== Exercise data

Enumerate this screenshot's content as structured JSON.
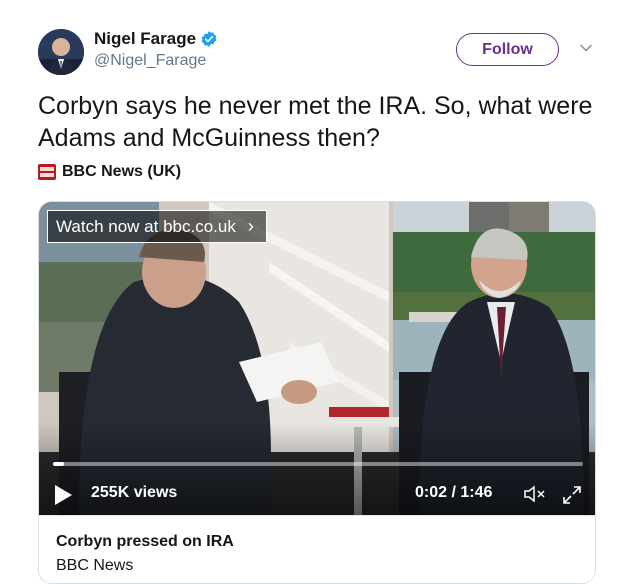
{
  "tweet": {
    "author": {
      "display_name": "Nigel Farage",
      "handle": "@Nigel_Farage",
      "verified": true,
      "avatar_icon": "user-avatar-photo"
    },
    "follow_label": "Follow",
    "text": "Corbyn says he never met the IRA. So, what were Adams and McGuinness then?",
    "source": {
      "logo_icon": "bbc-news-logo",
      "name": "BBC News (UK)"
    }
  },
  "video_card": {
    "watch_badge": "Watch now at bbc.co.uk",
    "views": "255K views",
    "time": "0:02 / 1:46",
    "progress": 0.02,
    "title": "Corbyn pressed on IRA",
    "source": "BBC News"
  },
  "colors": {
    "follow_accent": "#6b2f8e",
    "verified": "#1da1f2",
    "bbc_red": "#bb1919",
    "text_primary": "#14171a",
    "text_secondary": "#657786"
  }
}
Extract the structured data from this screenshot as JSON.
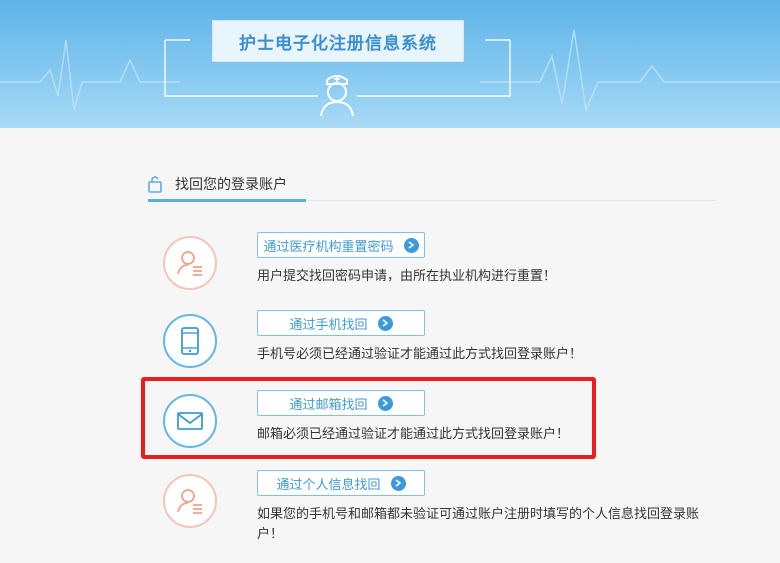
{
  "header": {
    "title": "护士电子化注册信息系统"
  },
  "section": {
    "title": "找回您的登录账户"
  },
  "options": [
    {
      "button_label": "通过医疗机构重置密码",
      "description": "用户提交找回密码申请，由所在执业机构进行重置！",
      "icon": "user-reset-icon"
    },
    {
      "button_label": "通过手机找回",
      "description": "手机号必须已经通过验证才能通过此方式找回登录账户！",
      "icon": "phone-icon"
    },
    {
      "button_label": "通过邮箱找回",
      "description": "邮箱必须已经通过验证才能通过此方式找回登录账户！",
      "icon": "mail-icon"
    },
    {
      "button_label": "通过个人信息找回",
      "description": "如果您的手机号和邮箱都未验证可通过账户注册时填写的个人信息找回登录账户！",
      "icon": "user-info-icon"
    }
  ],
  "colors": {
    "accent": "#3c9ad8",
    "highlight": "#ee1c1c",
    "pink_icon": "#f3a08c"
  }
}
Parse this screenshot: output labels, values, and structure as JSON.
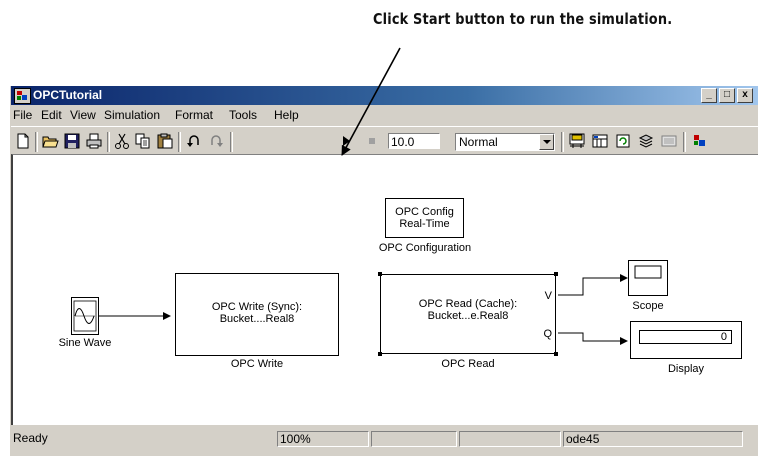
{
  "callout": {
    "text": "Click Start button to run the simulation."
  },
  "window": {
    "title": "OPCTutorial",
    "controls": {
      "minimize": "_",
      "maximize": "□",
      "close": "x"
    }
  },
  "menu": [
    "File",
    "Edit",
    "View",
    "Simulation",
    "Format",
    "Tools",
    "Help"
  ],
  "toolbar": {
    "stop_time": "10.0",
    "sim_mode": "Normal",
    "icons": [
      "new-icon",
      "open-icon",
      "save-icon",
      "print-icon",
      "cut-icon",
      "copy-icon",
      "paste-icon",
      "undo-icon",
      "redo-icon",
      "start-icon",
      "stop-icon",
      "library-browser-icon",
      "model-explorer-icon",
      "update-diagram-icon",
      "build-icon",
      "debug-icon",
      "toggle-icon"
    ]
  },
  "blocks": {
    "opc_config": {
      "line1": "OPC Config",
      "line2": "Real-Time",
      "name": "OPC Configuration"
    },
    "sine_wave": {
      "name": "Sine Wave"
    },
    "opc_write": {
      "line1": "OPC Write (Sync):",
      "line2": "Bucket....Real8",
      "name": "OPC Write"
    },
    "opc_read": {
      "line1": "OPC Read (Cache):",
      "line2": "Bucket...e.Real8",
      "name": "OPC Read",
      "port_v": "V",
      "port_q": "Q"
    },
    "scope": {
      "name": "Scope"
    },
    "display": {
      "name": "Display",
      "value": "0"
    }
  },
  "status": {
    "message": "Ready",
    "zoom": "100%",
    "cell3": "",
    "cell4": "",
    "cell5": "",
    "solver": "ode45"
  },
  "colors": {
    "titlebar_start": "#0a246a",
    "titlebar_end": "#a6caf0",
    "face": "#d4d0c8"
  }
}
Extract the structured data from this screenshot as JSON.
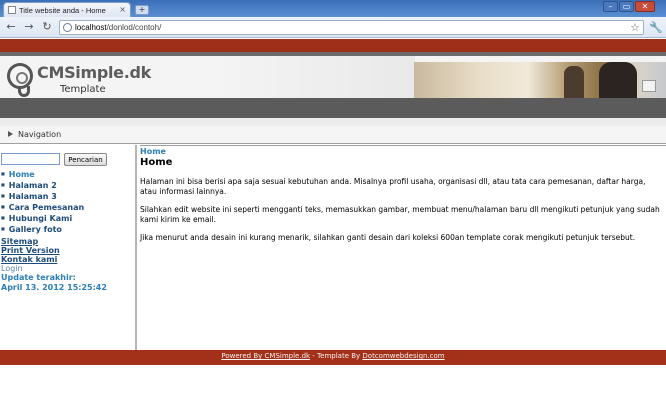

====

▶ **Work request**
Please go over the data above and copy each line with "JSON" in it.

▶ **Task output**
Enumerate this screenshot's content as structured JSON.
Extract the structured data from this screenshot as JSON.
Parse this screenshot: output labels, values, and structure as JSON.
Extract the structured data from this screenshot as JSON.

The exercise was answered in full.